==== Records for the exercise
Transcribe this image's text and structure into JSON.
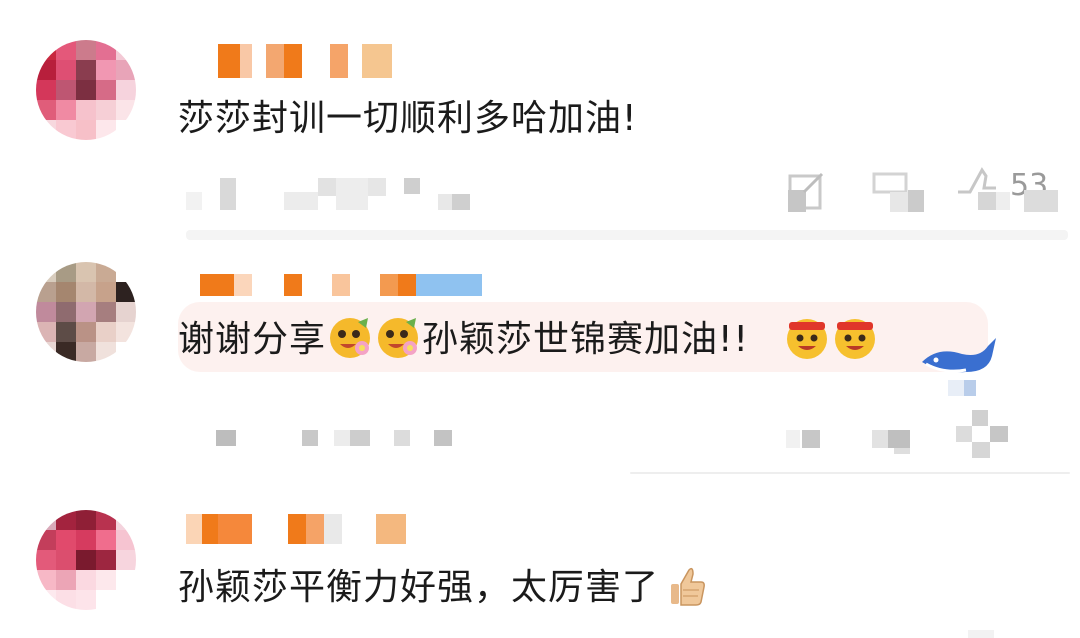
{
  "comments": [
    {
      "text": "莎莎封训一切顺利多哈加油!"
    },
    {
      "text_a": "谢谢分享",
      "text_b": "孙颖莎世锦赛加油!!"
    },
    {
      "text": "孙颖莎平衡力好强，太厉害了"
    }
  ],
  "like_count": "53",
  "colors": {
    "text": "#1b1b1b",
    "meta": "#9a9a9a",
    "username": "#f07a1a",
    "highlight": "#fdf1ef"
  }
}
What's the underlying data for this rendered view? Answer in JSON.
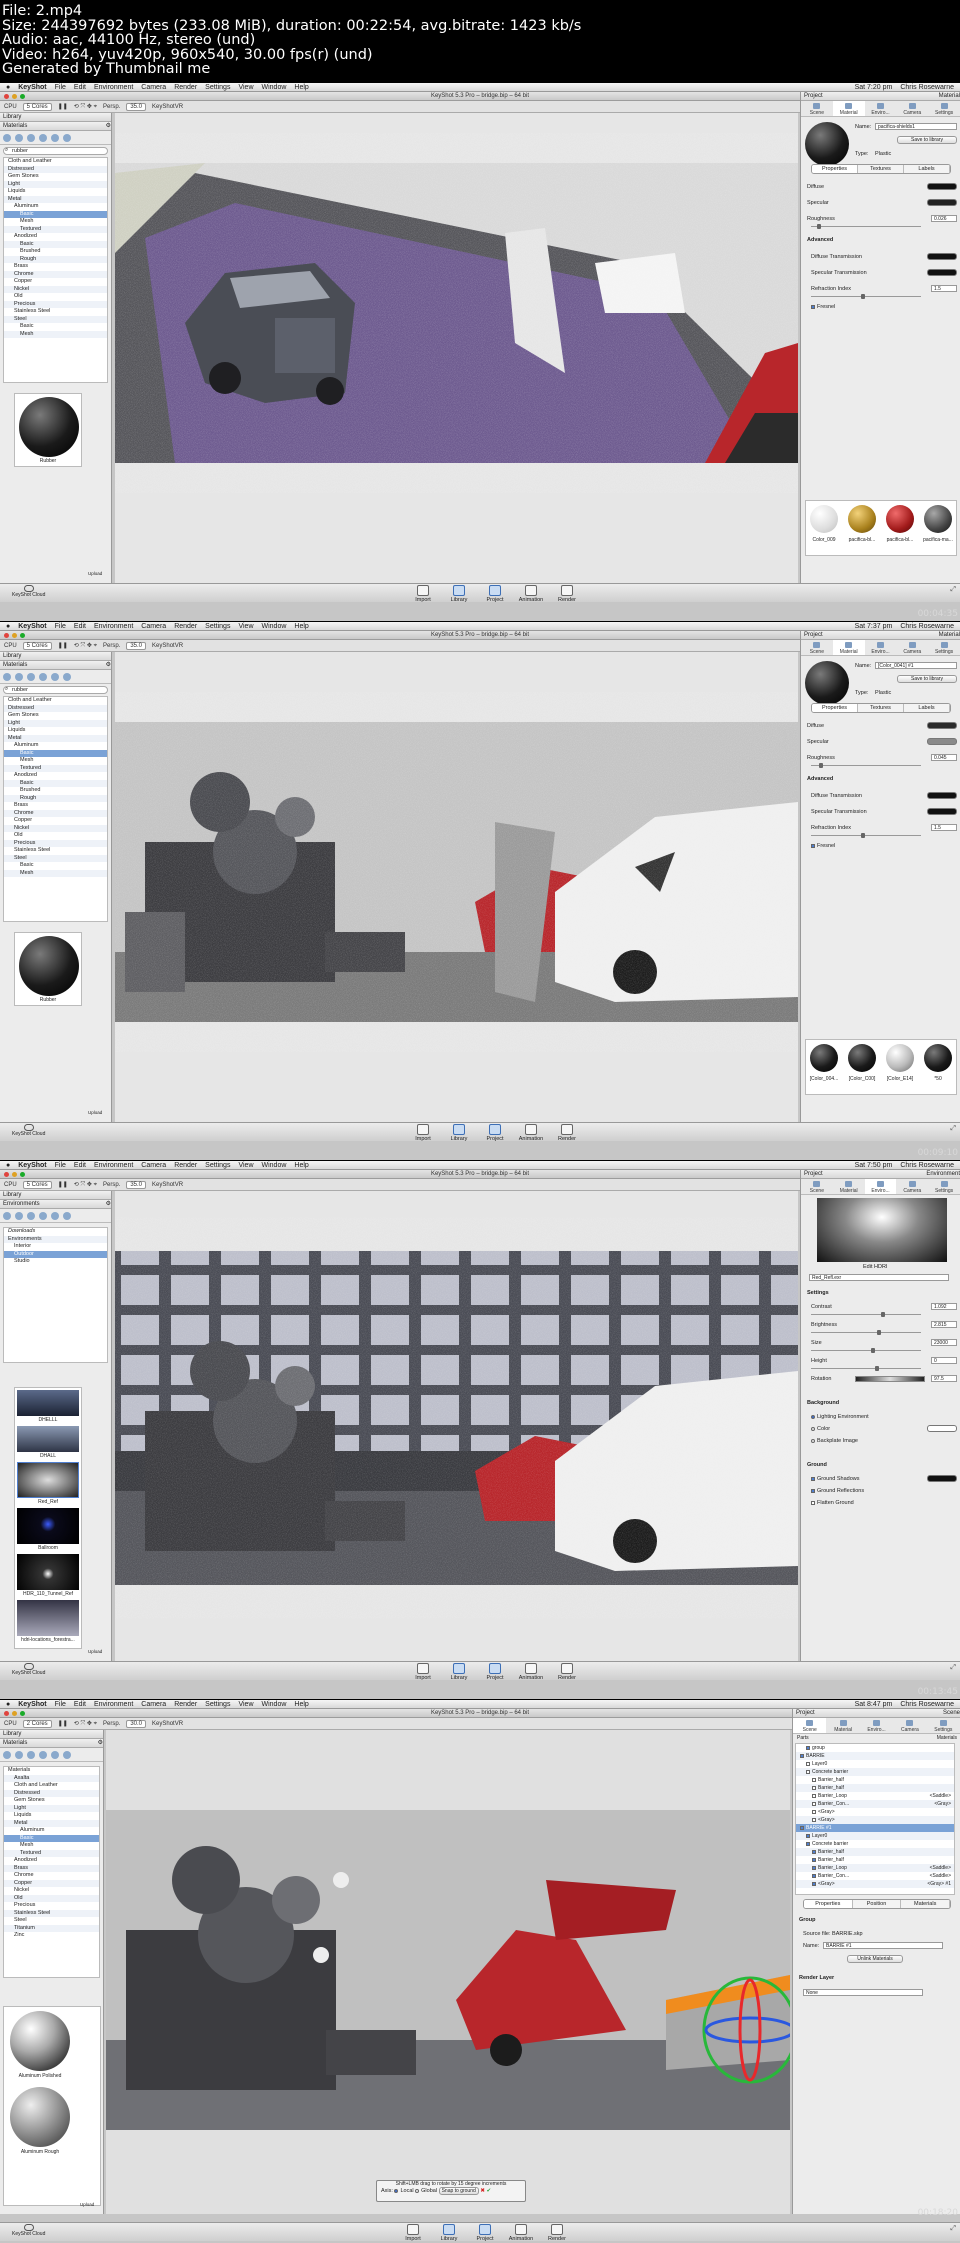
{
  "header": {
    "lines": [
      "File: 2.mp4",
      "Size: 244397692 bytes (233.08 MiB), duration: 00:22:54, avg.bitrate: 1423 kb/s",
      "Audio: aac, 44100 Hz, stereo (und)",
      "Video: h264, yuv420p, 960x540, 30.00 fps(r) (und)",
      "Generated by Thumbnail me"
    ]
  },
  "menu": {
    "app": "KeyShot",
    "items": [
      "File",
      "Edit",
      "Environment",
      "Camera",
      "Render",
      "Settings",
      "View",
      "Window",
      "Help"
    ],
    "user": "Chris Rosewarne"
  },
  "toolbar": {
    "cpu": "CPU",
    "persp": "Persp.",
    "keyshotvr": "KeyShotVR"
  },
  "bottom": {
    "cloud": "KeyShot Cloud",
    "items": [
      "Import",
      "Library",
      "Project",
      "Animation",
      "Render"
    ]
  },
  "colors": {
    "accent": "#4f7fd0",
    "selection": "#7aa2d6",
    "mesh_red": "#b8262b"
  },
  "frames": [
    {
      "time_label": "Sat 7:20 pm",
      "timecode": "00:04:35",
      "window_title": "KeyShot 5.3 Pro – bridge.bip – 64 bit",
      "cores": "5 Cores",
      "persp_value": "35.0",
      "left": {
        "title": "Library",
        "tab": "Materials",
        "search": "rubber",
        "tree": [
          "Cloth and Leather",
          "Distressed",
          "Gem Stones",
          "Light",
          "Liquids",
          "Metal",
          "Aluminum",
          "Basic",
          "Mesh",
          "Textured",
          "Anodized",
          "Basic",
          "Brushed",
          "Rough",
          "Brass",
          "Chrome",
          "Copper",
          "Nickel",
          "Old",
          "Precious",
          "Stainless Steel",
          "Steel",
          "Basic",
          "Mesh"
        ],
        "thumb_label": "Rubber",
        "count": "Upload"
      },
      "right": {
        "title": "Project",
        "tab": "Material",
        "tabs": [
          "Scene",
          "Material",
          "Enviro...",
          "Camera",
          "Settings"
        ],
        "name_label": "Name:",
        "name_value": "pacifica-shields1",
        "save_btn": "Save to library",
        "type_label": "Type:",
        "type_value": "Plastic",
        "seg": [
          "Properties",
          "Textures",
          "Labels"
        ],
        "props": [
          "Diffuse",
          "Specular",
          "Roughness"
        ],
        "rough_value": "0.026",
        "advanced": "Advanced",
        "adv": [
          "Diffuse Transmission",
          "Specular Transmission",
          "Refraction Index"
        ],
        "ri_value": "1.5",
        "fresnel": "Fresnel",
        "swatches": [
          "Color_009",
          "pacifica-bl...",
          "pacifica-bl...",
          "pacifica-ma..."
        ]
      }
    },
    {
      "time_label": "Sat 7:37 pm",
      "timecode": "00:09:10",
      "window_title": "KeyShot 5.3 Pro – bridge.bip – 64 bit",
      "cores": "5 Cores",
      "persp_value": "35.0",
      "left": {
        "title": "Library",
        "tab": "Materials",
        "search": "rubber",
        "tree": [
          "Cloth and Leather",
          "Distressed",
          "Gem Stones",
          "Light",
          "Liquids",
          "Metal",
          "Aluminum",
          "Basic",
          "Mesh",
          "Textured",
          "Anodized",
          "Basic",
          "Brushed",
          "Rough",
          "Brass",
          "Chrome",
          "Copper",
          "Nickel",
          "Old",
          "Precious",
          "Stainless Steel",
          "Steel",
          "Basic",
          "Mesh"
        ],
        "thumb_label": "Rubber",
        "count": "Upload"
      },
      "right": {
        "title": "Project",
        "tab": "Material",
        "tabs": [
          "Scene",
          "Material",
          "Enviro...",
          "Camera",
          "Settings"
        ],
        "name_label": "Name:",
        "name_value": "[Color_0041] #1",
        "save_btn": "Save to library",
        "type_label": "Type:",
        "type_value": "Plastic",
        "seg": [
          "Properties",
          "Textures",
          "Labels"
        ],
        "props": [
          "Diffuse",
          "Specular",
          "Roughness"
        ],
        "rough_value": "0.045",
        "advanced": "Advanced",
        "adv": [
          "Diffuse Transmission",
          "Specular Transmission",
          "Refraction Index"
        ],
        "ri_value": "1.5",
        "fresnel": "Fresnel",
        "swatches": [
          "[Color_004...",
          "[Color_C00]",
          "[Color_E14]",
          "*50"
        ]
      }
    },
    {
      "time_label": "Sat 7:50 pm",
      "timecode": "00:13:45",
      "window_title": "KeyShot 5.3 Pro – bridge.bip – 64 bit",
      "cores": "5 Cores",
      "persp_value": "35.0",
      "left": {
        "title": "Library",
        "tab": "Environments",
        "tree": [
          "Downloads",
          "Environments",
          "Interior",
          "Outdoor",
          "Studio"
        ],
        "thumbs": [
          "DHELLL",
          "DHALL",
          "Red_Ref",
          "Ballroom",
          "HDR_110_Tunnel_Ref",
          "hdri-locations_forestra..."
        ],
        "count": "Upload"
      },
      "right": {
        "title": "Project",
        "tab": "Environment",
        "tabs": [
          "Scene",
          "Material",
          "Enviro...",
          "Camera",
          "Settings"
        ],
        "edit_hdri": "Edit HDRI",
        "env_name": "Red_Refl.exr",
        "settings": "Settings",
        "rows": [
          {
            "label": "Contrast",
            "value": "1.092"
          },
          {
            "label": "Brightness",
            "value": "2.815"
          },
          {
            "label": "Size",
            "value": "23000"
          },
          {
            "label": "Height",
            "value": "0"
          },
          {
            "label": "Rotation",
            "value": "97.5"
          }
        ],
        "background": "Background",
        "bg_opts": [
          "Lighting Environment",
          "Color",
          "Backplate Image"
        ],
        "ground": "Ground",
        "ground_opts": [
          "Ground Shadows",
          "Ground Reflections",
          "Flatten Ground"
        ]
      }
    },
    {
      "time_label": "Sat 8:47 pm",
      "timecode": "00:18:20",
      "window_title": "KeyShot 5.3 Pro – bridge.bip – 64 bit",
      "cores": "2 Cores",
      "persp_value": "30.0",
      "left": {
        "title": "Library",
        "tab": "Materials",
        "tree": [
          "Materials",
          "Axalta",
          "Cloth and Leather",
          "Distressed",
          "Gem Stones",
          "Light",
          "Liquids",
          "Metal",
          "Aluminum",
          "Basic",
          "Mesh",
          "Textured",
          "Anodized",
          "Brass",
          "Chrome",
          "Copper",
          "Nickel",
          "Old",
          "Precious",
          "Stainless Steel",
          "Steel",
          "Titanium",
          "Zinc"
        ],
        "thumbs": [
          "Aluminum Polished",
          "Aluminum Rough"
        ],
        "count": "Upload"
      },
      "right": {
        "title": "Project",
        "tab": "Scene",
        "tabs": [
          "Scene",
          "Material",
          "Enviro...",
          "Camera",
          "Settings"
        ],
        "col_parts": "Parts",
        "col_materials": "Materials",
        "tree": [
          "group",
          "BARRIE",
          "Layer0",
          "Concrete barrier",
          "Barrier_half",
          "Barrier_half",
          "Barrier_Loop",
          "Barrier_Con...",
          "<Gray>",
          "<Gray>",
          "BARRIE #1",
          "Layer0",
          "Concrete barrier",
          "Barrier_half",
          "Barrier_half",
          "Barrier_Loop",
          "Barrier_Con...",
          "<Gray>"
        ],
        "mat_tags": [
          "<Saddle>",
          "<Gray>",
          "<Saddle>",
          "<Saddle>",
          "<Gray> #1"
        ],
        "seg": [
          "Properties",
          "Position",
          "Materials"
        ],
        "group": "Group",
        "source": "Source file: BARRIE.skp",
        "name_label": "Name:",
        "name_value": "BARRIE #1",
        "unlink": "Unlink Materials",
        "render_layer": "Render Layer",
        "layer_value": "None"
      },
      "hint": {
        "text": "Shift+LMB drag to rotate by 15 degree increments",
        "axis": "Axis:",
        "local": "Local",
        "global": "Global",
        "snap": "Snap to ground"
      }
    }
  ]
}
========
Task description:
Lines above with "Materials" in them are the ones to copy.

Exercise response:
        "tab": "Materials",
        "tab": "Materials",
        "tab": "Materials",
          "Materials",
        "col_materials": "Materials",
          "Materials"
        "unlink": "Unlink Materials",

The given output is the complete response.